***** SUPPLIED MATERIAL
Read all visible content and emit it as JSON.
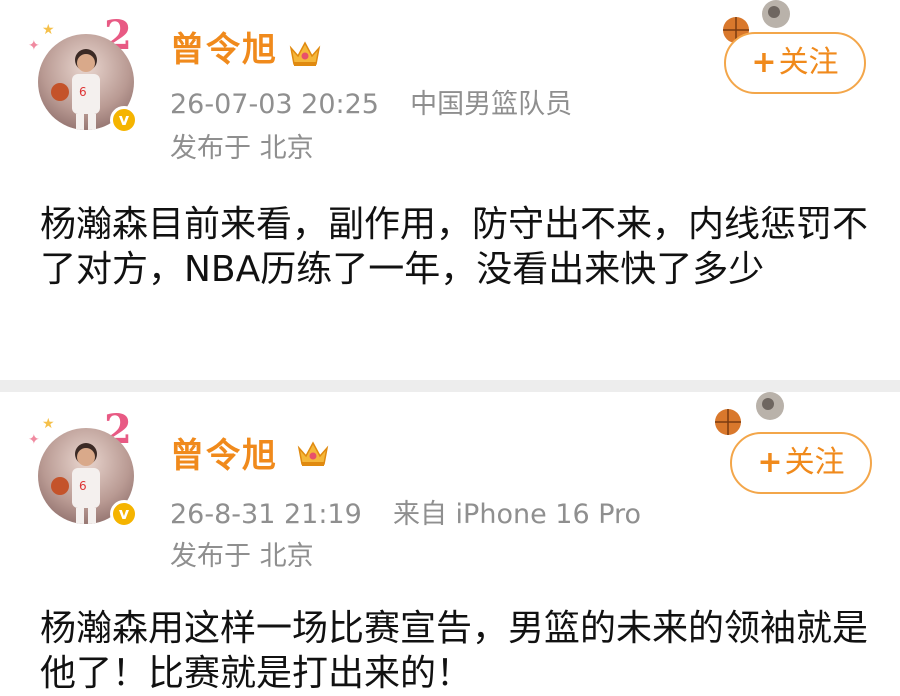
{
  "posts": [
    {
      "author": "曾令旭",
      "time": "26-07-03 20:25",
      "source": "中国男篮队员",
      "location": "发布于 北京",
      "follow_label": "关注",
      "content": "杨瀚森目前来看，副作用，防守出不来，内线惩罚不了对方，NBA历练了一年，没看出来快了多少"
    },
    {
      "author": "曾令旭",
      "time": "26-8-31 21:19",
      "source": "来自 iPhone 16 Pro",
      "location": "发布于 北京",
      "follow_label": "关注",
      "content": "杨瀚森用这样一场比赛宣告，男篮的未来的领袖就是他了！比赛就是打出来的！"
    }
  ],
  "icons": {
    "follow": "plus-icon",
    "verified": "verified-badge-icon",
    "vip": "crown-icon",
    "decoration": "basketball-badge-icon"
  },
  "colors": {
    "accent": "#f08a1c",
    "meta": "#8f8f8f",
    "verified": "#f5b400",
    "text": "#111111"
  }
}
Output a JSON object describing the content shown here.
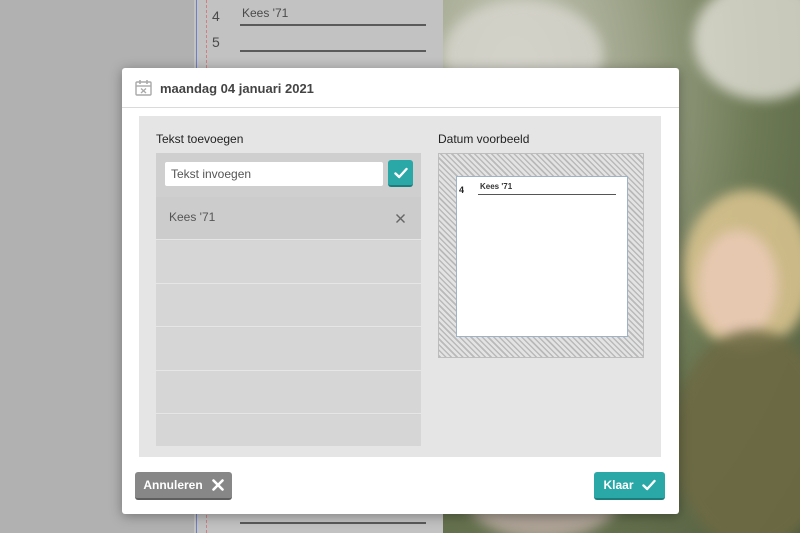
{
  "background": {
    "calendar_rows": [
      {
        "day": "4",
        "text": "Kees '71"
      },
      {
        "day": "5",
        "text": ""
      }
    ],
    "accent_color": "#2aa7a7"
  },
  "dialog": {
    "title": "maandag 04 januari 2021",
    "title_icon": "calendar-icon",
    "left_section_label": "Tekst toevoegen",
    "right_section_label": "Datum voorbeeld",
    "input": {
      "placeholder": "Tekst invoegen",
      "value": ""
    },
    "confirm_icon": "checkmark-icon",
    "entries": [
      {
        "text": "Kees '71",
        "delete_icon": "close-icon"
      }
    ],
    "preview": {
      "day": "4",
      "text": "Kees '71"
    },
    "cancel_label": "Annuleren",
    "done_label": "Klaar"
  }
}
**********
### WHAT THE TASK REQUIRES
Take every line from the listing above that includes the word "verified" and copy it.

### EXERCISE ANSWER
    "verified": "verified-badge-icon",
    "verified": "#f5b400",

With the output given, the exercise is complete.